The main issue for me with Moving Out is the base movement physics when carrying an object, and the hit detection of the world around you. There were times when I'd be stuck against a door frame and have to push away hard to un-stick, or not be able to move up the side of a platform - with this often happening when carrying heavier items as a pair.
There were several occasions where myself and my partner would find ourselves arguing with each other to move in certain ways, only to discover we actually already were - our characters just weren't properly responding to our inputs. Often characters would refuse to spin around while holding bigger objects, which may have been a choice in development to better replicate real-life momentum and weight distribution - some heavy items need to be carried by dragging them backwards - but in this situation it wasn't an extra challenge, it was a hindrance to the gameplay.
I actually thought long and hard about whether to mention this in the review, as this kind of criticism can often be received with a mumble of "git gud". But as a couple we never had this problem in other, easily comparable games, like the ones mentioned earlier. Moving between jobs, between levels, is also a mixed-bag - and is something else that other games like this have done better.
After picking up patients in each location in The Stretchers, for example, you drive through a fully realised 3D world, jumping off ramps, crashing through walls - all the good stuff - to drop the folk in need of help off at the hospital. For my partner and myself this was probably one of the most fun parts. In Moving Out, that approach is replaced with a top-down overworld where you drive your van to each new location, crashing into cars and pushing them into the rivers along the way. It's cute, but not as involved as it could have been. It's a personal preference of course, but I enjoy how other games have managed this, far better than what's seen in Moving Out.
Something that needs to be mentioned, but won't be dwelled on for too long, is that I reviewed this game on Xbox One - and the developers at SMG Studio must really hate Xbox. In the opening minutes of the game you complete a very nicely designed tutorial level, a fun little scene where you learn all the basics. For your troubles, what do you earn? 1G. One GamerScore. Come on, that's not cricket. There are four achievements in the game that suffer from this, which means you're gonna have to be in this for the long haul if you want your nice factor-of-five GamerScore back.
Moving Out suffers from a noticeable lack of cutscenes and memorable characters. We all remember the Onion King from Overcooked and his dog Kevin, and if you played The Stretchers you'd know the evil Captain Brains and the lovable idiotic Medics. This side is missing from Moving Out, and it's a real shame. That's not to say there isn't an effort. Your moving-out team talks to each other at the start of each mission, mentioning the odd things 'The Boss' says, but it's no substitute for creative and entertaining characters.

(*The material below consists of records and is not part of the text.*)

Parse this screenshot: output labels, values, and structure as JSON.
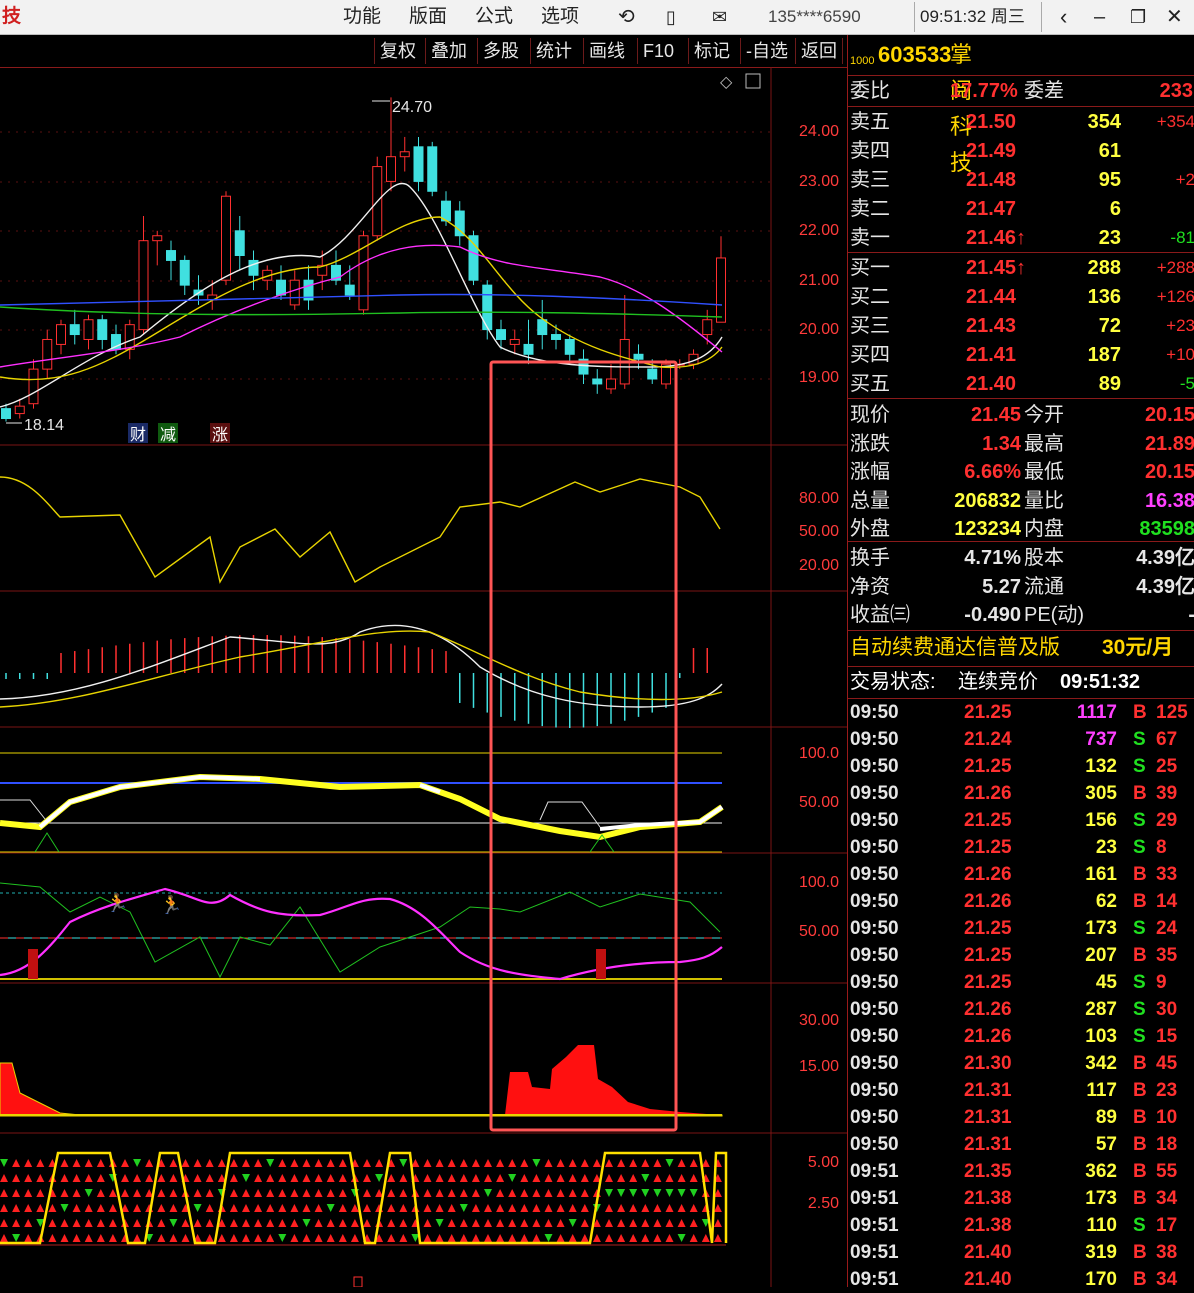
{
  "window": {
    "title_fragment": "技",
    "menus": [
      "功能",
      "版面",
      "公式",
      "选项"
    ],
    "phone": "135****6590",
    "clock": "09:51:32 周三"
  },
  "toolbar": {
    "buttons": [
      "复权",
      "叠加",
      "多股",
      "统计",
      "画线",
      "F10",
      "标记",
      "-自选",
      "返回"
    ]
  },
  "chart_labels": {
    "high_marker": "24.70",
    "low_marker": "18.14",
    "tags": [
      "财",
      "减",
      "涨"
    ],
    "price_axis": [
      "24.00",
      "23.00",
      "22.00",
      "21.00",
      "20.00",
      "19.00"
    ],
    "ind1_axis": [
      "80.00",
      "50.00",
      "20.00"
    ],
    "ind3_axis": [
      "100.0",
      "50.00"
    ],
    "ind4_axis": [
      "100.0",
      "50.00"
    ],
    "ind5_axis": [
      "30.00",
      "15.00"
    ],
    "ind6_axis": [
      "5.00",
      "2.50"
    ]
  },
  "stock": {
    "prefix": "1000",
    "code": "603533",
    "name": "掌阅科技"
  },
  "orderbook": {
    "weibi_label": "委比",
    "weibi_value": "17.77%",
    "weicha_label": "委差",
    "weicha_value": "233",
    "asks": [
      {
        "label": "卖五",
        "price": "21.50",
        "vol": "354",
        "chg": "+354"
      },
      {
        "label": "卖四",
        "price": "21.49",
        "vol": "61",
        "chg": ""
      },
      {
        "label": "卖三",
        "price": "21.48",
        "vol": "95",
        "chg": "+2"
      },
      {
        "label": "卖二",
        "price": "21.47",
        "vol": "6",
        "chg": ""
      },
      {
        "label": "卖一",
        "price": "21.46↑",
        "vol": "23",
        "chg": "-81"
      }
    ],
    "bids": [
      {
        "label": "买一",
        "price": "21.45↑",
        "vol": "288",
        "chg": "+288"
      },
      {
        "label": "买二",
        "price": "21.44",
        "vol": "136",
        "chg": "+126"
      },
      {
        "label": "买三",
        "price": "21.43",
        "vol": "72",
        "chg": "+23"
      },
      {
        "label": "买四",
        "price": "21.41",
        "vol": "187",
        "chg": "+10"
      },
      {
        "label": "买五",
        "price": "21.40",
        "vol": "89",
        "chg": "-5"
      }
    ]
  },
  "quote": [
    {
      "l1": "现价",
      "v1": "21.45",
      "l2": "今开",
      "v2": "20.15"
    },
    {
      "l1": "涨跌",
      "v1": "1.34",
      "l2": "最高",
      "v2": "21.89"
    },
    {
      "l1": "涨幅",
      "v1": "6.66%",
      "l2": "最低",
      "v2": "20.15"
    },
    {
      "l1": "总量",
      "v1": "206832",
      "l2": "量比",
      "v2": "16.38"
    },
    {
      "l1": "外盘",
      "v1": "123234",
      "l2": "内盘",
      "v2": "83598"
    }
  ],
  "fundamentals": [
    {
      "l1": "换手",
      "v1": "4.71%",
      "l2": "股本",
      "v2": "4.39亿"
    },
    {
      "l1": "净资",
      "v1": "5.27",
      "l2": "流通",
      "v2": "4.39亿"
    },
    {
      "l1": "收益㈢",
      "v1": "-0.490",
      "l2": "PE(动)",
      "v2": "-"
    }
  ],
  "promo": {
    "text": "自动续费通达信普及版",
    "price": "30元/月"
  },
  "trade_status": {
    "label": "交易状态:",
    "value": "连续竞价",
    "time": "09:51:32"
  },
  "ticks": [
    {
      "t": "09:50",
      "p": "21.25",
      "v": "1117",
      "bs": "B",
      "n": "125"
    },
    {
      "t": "09:50",
      "p": "21.24",
      "v": "737",
      "bs": "S",
      "n": "67"
    },
    {
      "t": "09:50",
      "p": "21.25",
      "v": "132",
      "bs": "S",
      "n": "25"
    },
    {
      "t": "09:50",
      "p": "21.26",
      "v": "305",
      "bs": "B",
      "n": "39"
    },
    {
      "t": "09:50",
      "p": "21.25",
      "v": "156",
      "bs": "S",
      "n": "29"
    },
    {
      "t": "09:50",
      "p": "21.25",
      "v": "23",
      "bs": "S",
      "n": "8"
    },
    {
      "t": "09:50",
      "p": "21.26",
      "v": "161",
      "bs": "B",
      "n": "33"
    },
    {
      "t": "09:50",
      "p": "21.26",
      "v": "62",
      "bs": "B",
      "n": "14"
    },
    {
      "t": "09:50",
      "p": "21.25",
      "v": "173",
      "bs": "S",
      "n": "24"
    },
    {
      "t": "09:50",
      "p": "21.25",
      "v": "207",
      "bs": "B",
      "n": "35"
    },
    {
      "t": "09:50",
      "p": "21.25",
      "v": "45",
      "bs": "S",
      "n": "9"
    },
    {
      "t": "09:50",
      "p": "21.26",
      "v": "287",
      "bs": "S",
      "n": "30"
    },
    {
      "t": "09:50",
      "p": "21.26",
      "v": "103",
      "bs": "S",
      "n": "15"
    },
    {
      "t": "09:50",
      "p": "21.30",
      "v": "342",
      "bs": "B",
      "n": "45"
    },
    {
      "t": "09:50",
      "p": "21.31",
      "v": "117",
      "bs": "B",
      "n": "23"
    },
    {
      "t": "09:50",
      "p": "21.31",
      "v": "89",
      "bs": "B",
      "n": "10"
    },
    {
      "t": "09:50",
      "p": "21.31",
      "v": "57",
      "bs": "B",
      "n": "18"
    },
    {
      "t": "09:51",
      "p": "21.35",
      "v": "362",
      "bs": "B",
      "n": "55"
    },
    {
      "t": "09:51",
      "p": "21.38",
      "v": "173",
      "bs": "B",
      "n": "34"
    },
    {
      "t": "09:51",
      "p": "21.38",
      "v": "110",
      "bs": "S",
      "n": "17"
    },
    {
      "t": "09:51",
      "p": "21.40",
      "v": "319",
      "bs": "B",
      "n": "38"
    },
    {
      "t": "09:51",
      "p": "21.40",
      "v": "170",
      "bs": "B",
      "n": "34"
    }
  ],
  "candles": [
    {
      "o": 18.4,
      "c": 18.2,
      "h": 18.5,
      "l": 18.14
    },
    {
      "o": 18.3,
      "c": 18.45,
      "h": 18.6,
      "l": 18.2
    },
    {
      "o": 18.5,
      "c": 19.2,
      "h": 19.4,
      "l": 18.4
    },
    {
      "o": 19.2,
      "c": 19.8,
      "h": 20.0,
      "l": 19.0
    },
    {
      "o": 19.7,
      "c": 20.1,
      "h": 20.2,
      "l": 19.5
    },
    {
      "o": 20.1,
      "c": 19.9,
      "h": 20.4,
      "l": 19.7
    },
    {
      "o": 19.8,
      "c": 20.2,
      "h": 20.3,
      "l": 19.6
    },
    {
      "o": 20.2,
      "c": 19.8,
      "h": 20.3,
      "l": 19.6
    },
    {
      "o": 19.9,
      "c": 19.6,
      "h": 20.1,
      "l": 19.5
    },
    {
      "o": 19.6,
      "c": 20.1,
      "h": 20.2,
      "l": 19.4
    },
    {
      "o": 20.0,
      "c": 21.8,
      "h": 22.3,
      "l": 19.9
    },
    {
      "o": 21.8,
      "c": 21.9,
      "h": 22.0,
      "l": 21.3
    },
    {
      "o": 21.6,
      "c": 21.4,
      "h": 21.8,
      "l": 21.0
    },
    {
      "o": 21.4,
      "c": 20.9,
      "h": 21.5,
      "l": 20.7
    },
    {
      "o": 20.8,
      "c": 20.7,
      "h": 21.1,
      "l": 20.5
    },
    {
      "o": 20.6,
      "c": 20.7,
      "h": 21.0,
      "l": 20.4
    },
    {
      "o": 21.0,
      "c": 22.7,
      "h": 22.8,
      "l": 20.9
    },
    {
      "o": 22.0,
      "c": 21.5,
      "h": 22.3,
      "l": 21.2
    },
    {
      "o": 21.4,
      "c": 21.1,
      "h": 21.6,
      "l": 20.8
    },
    {
      "o": 21.0,
      "c": 21.2,
      "h": 21.3,
      "l": 20.8
    },
    {
      "o": 21.0,
      "c": 20.7,
      "h": 21.3,
      "l": 20.6
    },
    {
      "o": 20.5,
      "c": 21.0,
      "h": 21.2,
      "l": 20.4
    },
    {
      "o": 21.0,
      "c": 20.6,
      "h": 21.3,
      "l": 20.4
    },
    {
      "o": 21.1,
      "c": 21.3,
      "h": 21.6,
      "l": 20.8
    },
    {
      "o": 21.3,
      "c": 21.0,
      "h": 21.6,
      "l": 20.9
    },
    {
      "o": 20.9,
      "c": 20.7,
      "h": 21.3,
      "l": 20.6
    },
    {
      "o": 20.4,
      "c": 21.9,
      "h": 22.0,
      "l": 20.3
    },
    {
      "o": 21.9,
      "c": 23.3,
      "h": 23.5,
      "l": 21.8
    },
    {
      "o": 23.0,
      "c": 23.5,
      "h": 24.7,
      "l": 22.8
    },
    {
      "o": 23.5,
      "c": 23.6,
      "h": 23.9,
      "l": 23.2
    },
    {
      "o": 23.7,
      "c": 23.0,
      "h": 23.9,
      "l": 22.8
    },
    {
      "o": 23.7,
      "c": 22.8,
      "h": 23.8,
      "l": 22.7
    },
    {
      "o": 22.6,
      "c": 22.2,
      "h": 22.8,
      "l": 22.1
    },
    {
      "o": 22.4,
      "c": 21.9,
      "h": 22.6,
      "l": 21.7
    },
    {
      "o": 21.9,
      "c": 21.0,
      "h": 22.0,
      "l": 20.9
    },
    {
      "o": 20.9,
      "c": 20.0,
      "h": 21.0,
      "l": 19.8
    },
    {
      "o": 20.0,
      "c": 19.8,
      "h": 20.2,
      "l": 19.6
    },
    {
      "o": 19.7,
      "c": 19.8,
      "h": 20.0,
      "l": 19.5
    },
    {
      "o": 19.7,
      "c": 19.5,
      "h": 20.2,
      "l": 19.3
    },
    {
      "o": 20.2,
      "c": 19.9,
      "h": 20.6,
      "l": 19.6
    },
    {
      "o": 19.9,
      "c": 19.8,
      "h": 20.1,
      "l": 19.6
    },
    {
      "o": 19.8,
      "c": 19.5,
      "h": 19.9,
      "l": 19.3
    },
    {
      "o": 19.4,
      "c": 19.1,
      "h": 19.6,
      "l": 18.9
    },
    {
      "o": 19.0,
      "c": 18.9,
      "h": 19.2,
      "l": 18.7
    },
    {
      "o": 18.8,
      "c": 19.0,
      "h": 19.3,
      "l": 18.7
    },
    {
      "o": 18.9,
      "c": 19.8,
      "h": 20.7,
      "l": 18.8
    },
    {
      "o": 19.5,
      "c": 19.4,
      "h": 19.7,
      "l": 19.2
    },
    {
      "o": 19.2,
      "c": 19.0,
      "h": 19.4,
      "l": 18.9
    },
    {
      "o": 18.9,
      "c": 19.3,
      "h": 19.4,
      "l": 18.8
    },
    {
      "o": 19.3,
      "c": 19.3,
      "h": 19.4,
      "l": 19.2
    },
    {
      "o": 19.3,
      "c": 19.5,
      "h": 19.6,
      "l": 19.2
    },
    {
      "o": 19.9,
      "c": 20.2,
      "h": 20.4,
      "l": 19.7
    },
    {
      "o": 20.15,
      "c": 21.45,
      "h": 21.89,
      "l": 20.15
    }
  ]
}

There's a fun game in Moving Out, and I'm sure there's an audience who will get hours of multiplayer, physics-based enjoyment out of it - but for me there are better games that scratch the exact same itch. A lack of charm and humour and some dodgy physics really hold back a game that could have been a lot more enjoyable.
It should also be mentioned that the game comes with accessibility options for those who need extra help when playing, including an Assist Mode, with toggle options for items that normally need buttons to be held, font size, dyslexia-friendly text and much more. This is something that the team at GAMINGbible values highly, and we support any project that aims to be as inclusive for as many players as possible. The game may not have clicked with my partner or myself, but I know and respect that it will bring a lot of joy to a lot of gamers out there.
Moving Out is released on April 28, and was reviewed on Xbox One using code supplied by the publisher. It's also available on PlayStation 4, Nintendo Switch and PC. Find a guide to our review scoring here.